–Britt Santowski, SPN
B.C.’s youth between the ages of 16 and 18 working at front-line jobs, a recently identified provincial priority for immunization in B.C., cannot get immunized alongside their working cohorts, despite the fact that the National Advisory Committee on Immunization (NACI) recommends the use of Pfizer for those aged 16 and over.
In March, B.C. prioritized front-line workers. “More than 300,000 front-line workers, including first responders, grocery store employees, and teachers and child care workers, will be eligible for COVID-19 vaccinations over the coming weeks as the Province’s COVID-19 Immunization Plan moves forward ahead of schedule,” reads the March 18th release.

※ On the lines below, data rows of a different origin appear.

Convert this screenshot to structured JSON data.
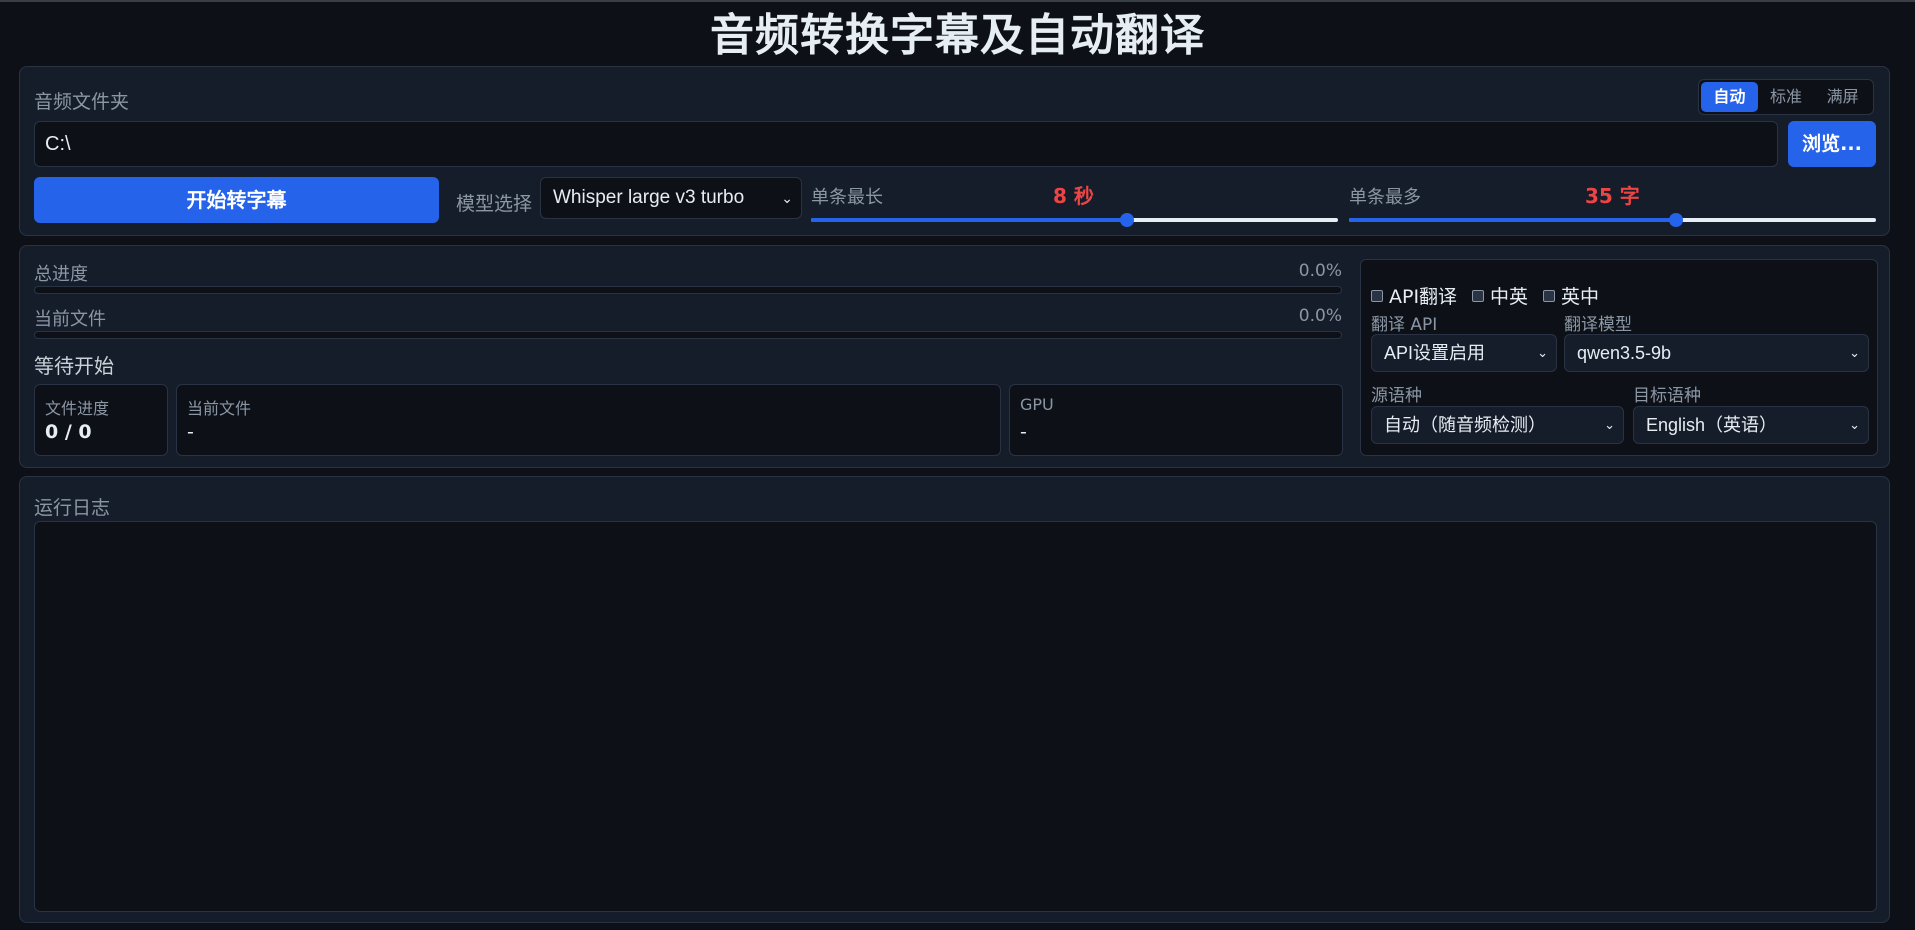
{
  "app": {
    "title": "音频转换字幕及自动翻译"
  },
  "folder": {
    "label": "音频文件夹",
    "path": "C:\\",
    "browse_label": "浏览..."
  },
  "display_modes": {
    "items": [
      "自动",
      "标准",
      "满屏"
    ],
    "active": "自动"
  },
  "controls": {
    "start_label": "开始转字幕",
    "model_label": "模型选择",
    "model_value": "Whisper large v3 turbo",
    "max_duration": {
      "label": "单条最长",
      "value_text": "8 秒",
      "level": 0.6
    },
    "max_chars": {
      "label": "单条最多",
      "value_text": "35 字",
      "level": 0.62
    }
  },
  "progress": {
    "total": {
      "label": "总进度",
      "percent_text": "0.0%",
      "level": 0
    },
    "current": {
      "label": "当前文件",
      "percent_text": "0.0%",
      "level": 0
    },
    "status": "等待开始",
    "file_progress": {
      "label": "文件进度",
      "value": "0 / 0"
    },
    "current_file": {
      "label": "当前文件",
      "value": "-"
    },
    "gpu": {
      "label": "GPU",
      "value": "-"
    }
  },
  "translation": {
    "options": [
      {
        "label": "API翻译",
        "checked": false
      },
      {
        "label": "中英",
        "checked": false
      },
      {
        "label": "英中",
        "checked": false
      }
    ],
    "api": {
      "label": "翻译 API",
      "value": "API设置启用"
    },
    "model": {
      "label": "翻译模型",
      "value": "qwen3.5-9b"
    },
    "source": {
      "label": "源语种",
      "value": "自动（随音频检测）"
    },
    "target": {
      "label": "目标语种",
      "value": "English（英语）"
    }
  },
  "log": {
    "label": "运行日志"
  },
  "colors": {
    "accent": "#2563eb",
    "highlight": "#ef4444",
    "background": "#0d1117",
    "panel": "#161d2a"
  }
}
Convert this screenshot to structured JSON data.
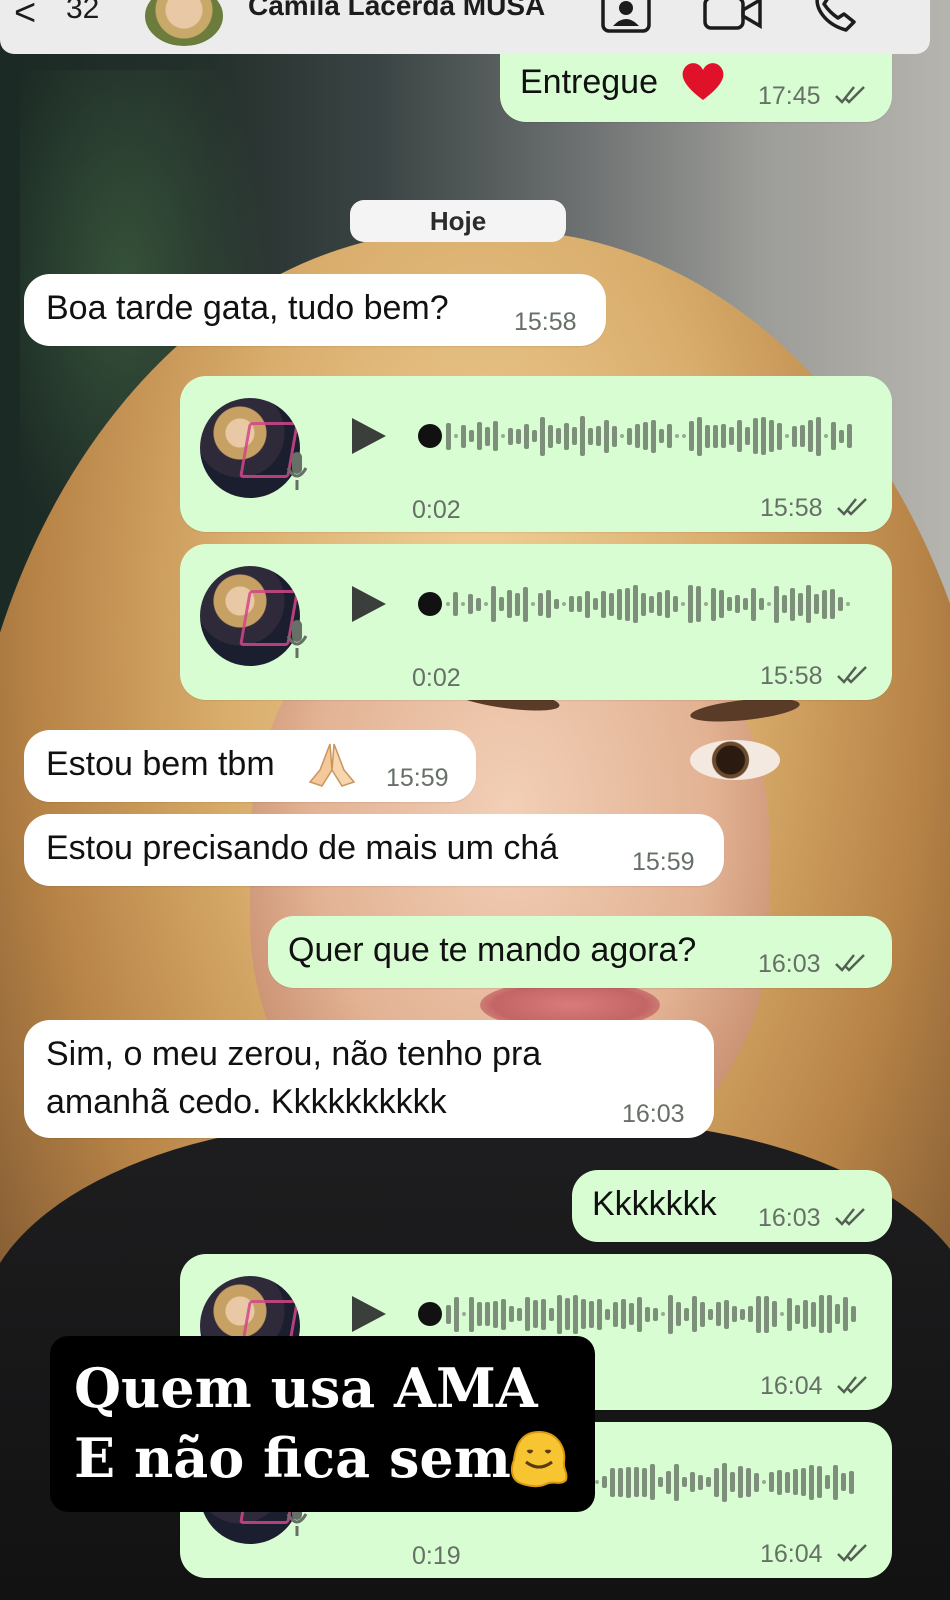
{
  "header": {
    "back_glyph": "<",
    "unread_count": "32",
    "contact_name": "Camila Lacerda MUSA",
    "icons": [
      "contact-card-icon",
      "video-call-icon",
      "phone-call-icon"
    ]
  },
  "date_separator": "Hoje",
  "messages": [
    {
      "dir": "out",
      "type": "text",
      "text": "Entregue",
      "emoji": "heart",
      "time": "17:45"
    },
    {
      "dir": "in",
      "type": "text",
      "text": "Boa tarde gata, tudo bem?",
      "time": "15:58"
    },
    {
      "dir": "out",
      "type": "audio",
      "duration": "0:02",
      "time": "15:58"
    },
    {
      "dir": "out",
      "type": "audio",
      "duration": "0:02",
      "time": "15:58"
    },
    {
      "dir": "in",
      "type": "text",
      "text": "Estou bem tbm",
      "emoji": "folded-hands",
      "time": "15:59"
    },
    {
      "dir": "in",
      "type": "text",
      "text": "Estou precisando de mais um chá",
      "time": "15:59"
    },
    {
      "dir": "out",
      "type": "text",
      "text": "Quer que te mando agora?",
      "time": "16:03"
    },
    {
      "dir": "in",
      "type": "text",
      "lines": [
        "Sim, o meu zerou, não tenho pra",
        "amanhã cedo. Kkkkkkkkkk"
      ],
      "time": "16:03"
    },
    {
      "dir": "out",
      "type": "text",
      "text": "Kkkkkkk",
      "time": "16:03"
    },
    {
      "dir": "out",
      "type": "audio",
      "duration": "",
      "time": "16:04"
    },
    {
      "dir": "out",
      "type": "audio",
      "duration": "0:19",
      "time": "16:04"
    }
  ],
  "overlay": {
    "line1": "Quem usa AMA",
    "line2": "E não fica sem",
    "emoji": "melting-face"
  },
  "colors": {
    "incoming_bubble": "#ffffff",
    "outgoing_bubble": "#d9fdd3",
    "header_bg": "#ececec",
    "overlay_bg": "#000000",
    "overlay_text": "#ffffff"
  }
}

What it didn’t say is those under the age of 18 could not be vaccinated alongside their cohorts, in spite of the Pfizer vaccine being approved in Canada for use by those 16 and older.
In B.C., the general minimum age for vaccinations is 18. Age exceptions have been provided for people deemed clinically extremely vulnerable (CEV) aged 16 years and older, and for the use of the Astoseneca vaccine being applied to those aged 55 and over on the mainland.
We wrote to the Ministry and asked: “Given that the Pfizer vaccine is approved for 16+ in Canada (and the WHO), and given that BC residents aged 16 and up are going to be given vulnerable consideration, why can’t youth aged 16-18 who are front line workers (gas stations, take out fast food, grocery stores, and pharmacies as examples) get immunized along with their cohorts? These essential service employees are prioritized in B.C., unless you’re between the ages of 16 and 18.”
Their first reply essentially restated our question.
“Our Immunization plan is focusing on adults 18 years of age and older at the moment. For people who are clinically extremely vulnerable (CEV), we provide the vaccine to those who are 16 years of age and older. As the situation evolves and we make progress in the next few months, our approach to immunization will continue to evolve as well.”
We gave another kick at the information can, clarifying our question. “Given that BC has identified frontline employees as a priority for COVID-19 vaccinations, and given that people aged 16+ are eligible if identified as vulnerable (CEV), and given that the Pfizer vaccine is approved in Canada for 16+, and given that many youth between 16 and 18 work at frontline jobs like grocery stores, pharmacies, and fast food restaurants, WHY ARE YOUTH AGED 16-18 NOT BEING IMMUNIZED ALONGSIDE THEIR COHORTS when vaccinations come to their worksite.”
To which the Ministry replied, It’s policy. In their words:
“B.C.’s COVID-19 Immunization Plan is based on expert advice and guidance from the NACI, B.C.’s Immunization Committee and the public health leadership committee. See more on B.C.’s COVID-19 Immunization Plan here.
“As is the case with every decision made by public health officials during the pandemic, decisions around the use and deployment vaccine in B.C. will be based on the best available science and evidence. This includes the science and guidance provided by NACI, as well as information from regional, provincial and national bodies. Since evidence is constantly evolving, it is expected that our approach will evolve over time.”
According to a NACI presentation (see slide 12), a “strong” recommendation is “that a complete vaccine series (i.e., 2-doses) of COVID-19 vaccine should be offered to individuals in the authorized age group without contraindications to the vaccine” [emphasis added by SPN]. The presentation went on to say that “the pivotal clinical trial was conducted in people 16 years of age and up, and this is the authorized age indication for the vaccine in Canada.” We also found that NACI recommended the use of Pfizer for those aged 16+ here.
The Pfizer-BioNTech COVID-19 vaccine, one of four approved vaccines in Canada, was authorized for use in Canada on December 9, 2020, for those 16 and older. The full list of vaccines available at this time are as follows:
- Pfizer, approved for ages 16+
- Modern, approved for ages 18+
- Astrazeneca, approved for ages 18+ (currently being administered to 55+ on the mainland)
- Janssen (from Johnson), approved for ages 18+, coming soon to B.C.
While Canadian statistics for this age group were not readily available, YouthTrends.org found that in the US “in 2018, 50 percent of all youth, ages 16–24, were employed, either full- or part-time.” While the numbers may not be mirrored here in Canada, we are assuming they are similar.